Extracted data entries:
- Opening Delimiter -

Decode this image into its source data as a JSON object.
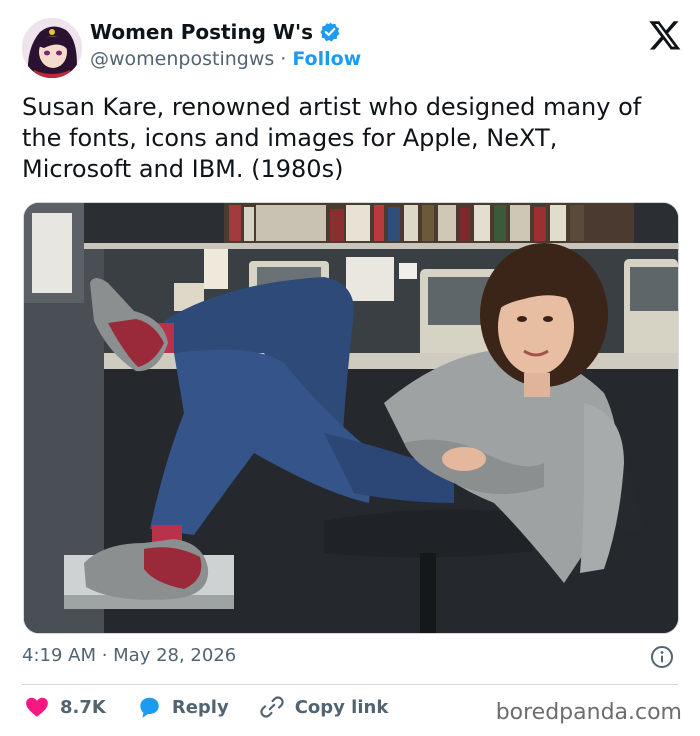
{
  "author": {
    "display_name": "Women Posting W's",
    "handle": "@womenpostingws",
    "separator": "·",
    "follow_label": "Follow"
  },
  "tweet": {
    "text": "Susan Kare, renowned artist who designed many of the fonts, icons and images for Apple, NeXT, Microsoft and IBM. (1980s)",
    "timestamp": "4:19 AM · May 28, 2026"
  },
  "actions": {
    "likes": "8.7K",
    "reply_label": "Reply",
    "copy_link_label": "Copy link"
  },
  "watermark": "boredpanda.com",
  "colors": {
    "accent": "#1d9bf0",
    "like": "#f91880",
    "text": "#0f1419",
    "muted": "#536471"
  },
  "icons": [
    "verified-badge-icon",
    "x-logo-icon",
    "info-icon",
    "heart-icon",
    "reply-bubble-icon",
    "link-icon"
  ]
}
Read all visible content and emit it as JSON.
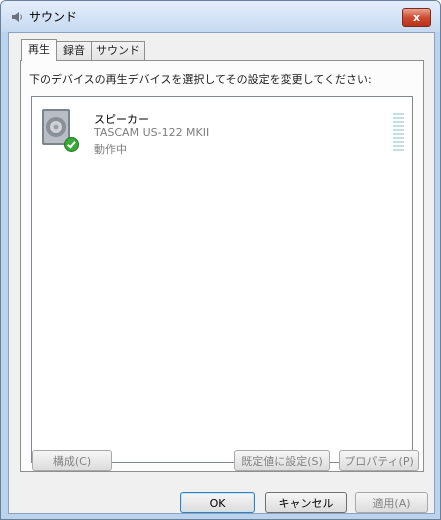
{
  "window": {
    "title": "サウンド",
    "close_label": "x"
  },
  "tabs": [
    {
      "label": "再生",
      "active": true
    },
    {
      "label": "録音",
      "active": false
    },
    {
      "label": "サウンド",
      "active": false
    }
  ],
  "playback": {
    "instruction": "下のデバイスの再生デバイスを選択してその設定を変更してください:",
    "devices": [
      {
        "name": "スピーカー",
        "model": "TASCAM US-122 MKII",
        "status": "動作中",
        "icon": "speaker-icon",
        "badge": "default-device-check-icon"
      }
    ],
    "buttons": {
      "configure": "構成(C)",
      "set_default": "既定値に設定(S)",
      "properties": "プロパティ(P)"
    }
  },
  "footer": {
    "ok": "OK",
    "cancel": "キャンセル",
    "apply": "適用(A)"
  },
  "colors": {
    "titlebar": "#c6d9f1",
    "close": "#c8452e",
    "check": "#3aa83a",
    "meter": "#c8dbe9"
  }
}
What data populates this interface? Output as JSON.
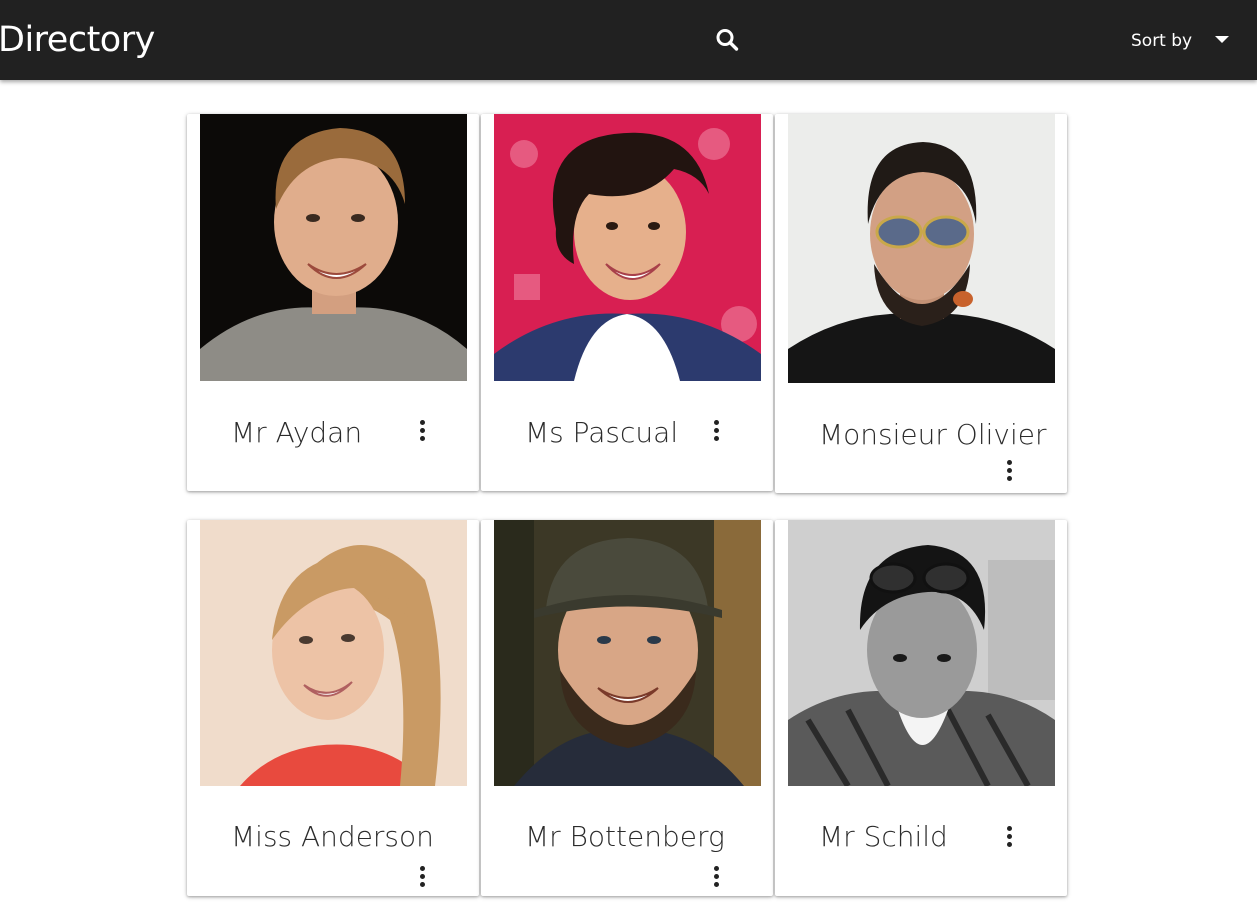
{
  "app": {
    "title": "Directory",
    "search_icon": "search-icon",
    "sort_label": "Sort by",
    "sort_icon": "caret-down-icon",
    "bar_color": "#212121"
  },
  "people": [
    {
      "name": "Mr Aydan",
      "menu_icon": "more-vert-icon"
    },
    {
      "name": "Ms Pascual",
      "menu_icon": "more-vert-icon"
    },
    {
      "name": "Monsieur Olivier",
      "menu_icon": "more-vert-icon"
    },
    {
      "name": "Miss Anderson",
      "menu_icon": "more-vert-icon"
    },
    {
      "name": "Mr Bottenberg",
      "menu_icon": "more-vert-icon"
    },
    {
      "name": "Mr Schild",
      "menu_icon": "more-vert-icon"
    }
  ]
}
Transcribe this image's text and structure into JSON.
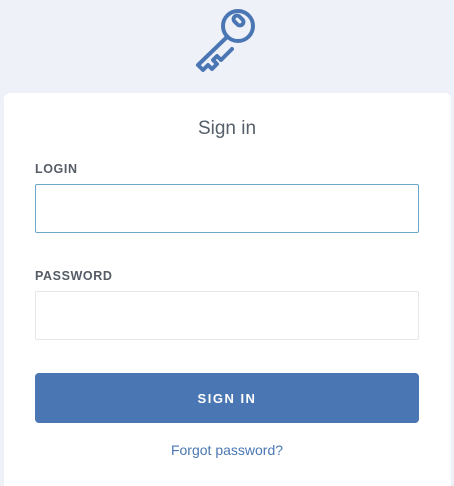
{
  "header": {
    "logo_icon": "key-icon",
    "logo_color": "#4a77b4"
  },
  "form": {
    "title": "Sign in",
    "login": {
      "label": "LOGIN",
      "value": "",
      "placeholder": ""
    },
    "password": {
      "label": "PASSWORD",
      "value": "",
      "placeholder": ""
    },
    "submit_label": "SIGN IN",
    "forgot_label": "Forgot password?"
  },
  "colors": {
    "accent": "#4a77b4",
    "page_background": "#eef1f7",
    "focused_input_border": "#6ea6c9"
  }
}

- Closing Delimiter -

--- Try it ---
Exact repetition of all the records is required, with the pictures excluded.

--- Expected output ---
Decode this image into its source data as a JSON object.
{
  "author": {
    "display_name": "Women Posting W's",
    "handle": "@womenpostingws",
    "separator": "·",
    "follow_label": "Follow"
  },
  "tweet": {
    "text": "Susan Kare, renowned artist who designed many of the fonts, icons and images for Apple, NeXT, Microsoft and IBM. (1980s)",
    "timestamp": "4:19 AM · May 28, 2026"
  },
  "actions": {
    "likes": "8.7K",
    "reply_label": "Reply",
    "copy_link_label": "Copy link"
  },
  "watermark": "boredpanda.com",
  "colors": {
    "accent": "#1d9bf0",
    "like": "#f91880",
    "text": "#0f1419",
    "muted": "#536471"
  },
  "icons": [
    "verified-badge-icon",
    "x-logo-icon",
    "info-icon",
    "heart-icon",
    "reply-bubble-icon",
    "link-icon"
  ]
}
Read all visible content and emit it as JSON.
{
  "window": {
    "title": "サウンド",
    "close_label": "x"
  },
  "tabs": [
    {
      "label": "再生",
      "active": true
    },
    {
      "label": "録音",
      "active": false
    },
    {
      "label": "サウンド",
      "active": false
    }
  ],
  "playback": {
    "instruction": "下のデバイスの再生デバイスを選択してその設定を変更してください:",
    "devices": [
      {
        "name": "スピーカー",
        "model": "TASCAM US-122 MKII",
        "status": "動作中",
        "icon": "speaker-icon",
        "badge": "default-device-check-icon"
      }
    ],
    "buttons": {
      "configure": "構成(C)",
      "set_default": "既定値に設定(S)",
      "properties": "プロパティ(P)"
    }
  },
  "footer": {
    "ok": "OK",
    "cancel": "キャンセル",
    "apply": "適用(A)"
  },
  "colors": {
    "titlebar": "#c6d9f1",
    "close": "#c8452e",
    "check": "#3aa83a",
    "meter": "#c8dbe9"
  }
}
What data populates this interface? Output as JSON.
{
  "app": {
    "title": "Directory",
    "search_icon": "search-icon",
    "sort_label": "Sort by",
    "sort_icon": "caret-down-icon",
    "bar_color": "#212121"
  },
  "people": [
    {
      "name": "Mr Aydan",
      "menu_icon": "more-vert-icon"
    },
    {
      "name": "Ms Pascual",
      "menu_icon": "more-vert-icon"
    },
    {
      "name": "Monsieur Olivier",
      "menu_icon": "more-vert-icon"
    },
    {
      "name": "Miss Anderson",
      "menu_icon": "more-vert-icon"
    },
    {
      "name": "Mr Bottenberg",
      "menu_icon": "more-vert-icon"
    },
    {
      "name": "Mr Schild",
      "menu_icon": "more-vert-icon"
    }
  ]
}
Transcribe this image's text and structure into JSON.
{
  "header": {
    "logo_icon": "key-icon",
    "logo_color": "#4a77b4"
  },
  "form": {
    "title": "Sign in",
    "login": {
      "label": "LOGIN",
      "value": "",
      "placeholder": ""
    },
    "password": {
      "label": "PASSWORD",
      "value": "",
      "placeholder": ""
    },
    "submit_label": "SIGN IN",
    "forgot_label": "Forgot password?"
  },
  "colors": {
    "accent": "#4a77b4",
    "page_background": "#eef1f7",
    "focused_input_border": "#6ea6c9"
  }
}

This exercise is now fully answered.